I went skydiving today at Skydive City in Zephyrhills, FL for Operation Freefall: The Two-Mile High Stand Against Sexual Assault. What an incredible experience!
According to Skydive City, here’s how it works:
-After about 20 minutes of training and getting geared up, fly to about 13,500 feet (flight takes about 15 minutes)
-Wearing a harness connected directly to the Tandem parachute system, jump together and accelerate to 120MPH (200Kph), freefalling for about 60 seconds
-At about 5000 feet, they open the parachute and we have a 4-6 minute ride down
After gearing up and running through training, I boarded the plane first with my instructor (Quinn) and my videographer (Aaron). Four of the 14 or so other Operation Freefall group members boarded the plane after me with their instructors and videographers, so we were quite cozy during our 15 minute flight.
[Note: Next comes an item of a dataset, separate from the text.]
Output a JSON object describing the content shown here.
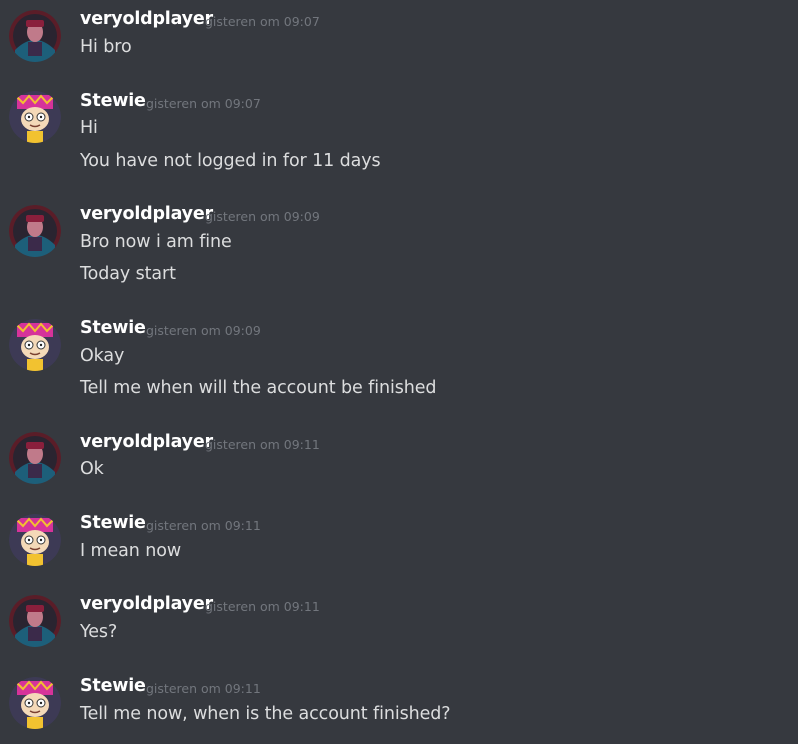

I did my best to chat with Quinn and other members of my group to keep my mind off the fact that I was about to jump out of that perfectly good airplane. While we were sitting and chatting, Quinn strapped us together and tightened all of the harnesses.
When we reached the appropriate altitude, people began jumping out. Everything happened so fast that I didn’t even have time to be nervous. When it was our turn, we stood at the edge of the plane, bent our legs, rocked back and forth twice, and out we went on the second rock. Aaron was already hanging out the side of the plane wearing his camera and tracking us as we fell.
Quinn decided to add a flip to our “dismount” (just for kicks), which was fun. Then we were freefalling, which did not feel at all as I expected. I anticipated having a difficult time moving my legs and arms and I assumed I would feel the force of the drop. That wasn’t the case. I could move around and the feeling of being in the sky above the clouds overlooking Tampa Bay was surprisingly freeing. I felt untouchable. After falling for a bit, we met up with Aaron in the middle of the sky, clasped hands, and he spun us in circles. After releasing his grasp, we continued to fall until Quinn opened the chute, which brought us to what felt like an abrupt stop.
All went quiet (and vertical). We could talk, we could move, and I could pop my ears, which had become uncomfortable during the freefall. Quinn loosened the harnesses a bit for a more comfortable glide down. He asked if I liked roller coasters (I do), so we spun around the sky for a few minutes. As we neared the ground, we circled Skydive City and landed comfortably in the drop zone where Eric, Aaron, and Team Crisis Center were waiting for us.
I wouldn’t trade this experience for anything – if you ever have the opportunity to skydive, it’s absolutely worth trying. Challenge yourself, learn something, experience the power of the sky, learn to respect it, and, of course, enjoy the views!
I jumped in Operation Freefall as part of Team Crisis Center, supporting the Crisis Center of Tampa Bay, Speaking Out Against Rape (SOAR), and the Rape, Abuse & Incest National Network (RAINN). I can’t thank my friends and family enough, not only for making this incredible opportunity a reality for me, but particularly for supporting such an amazing cause. Funds raised from this event are used to:
- Increase local support and outreach services for survivors of sexual violence.
- Provide recovery, risk-reduction, and prosecution information to tens of millions of people, including many in your local community, each year.
- Enhance SOAR’s programs to help victims of sexual violence throughout the healing process.
- Educate lawmakers, police officers, students, the public, and the media about sexual violence.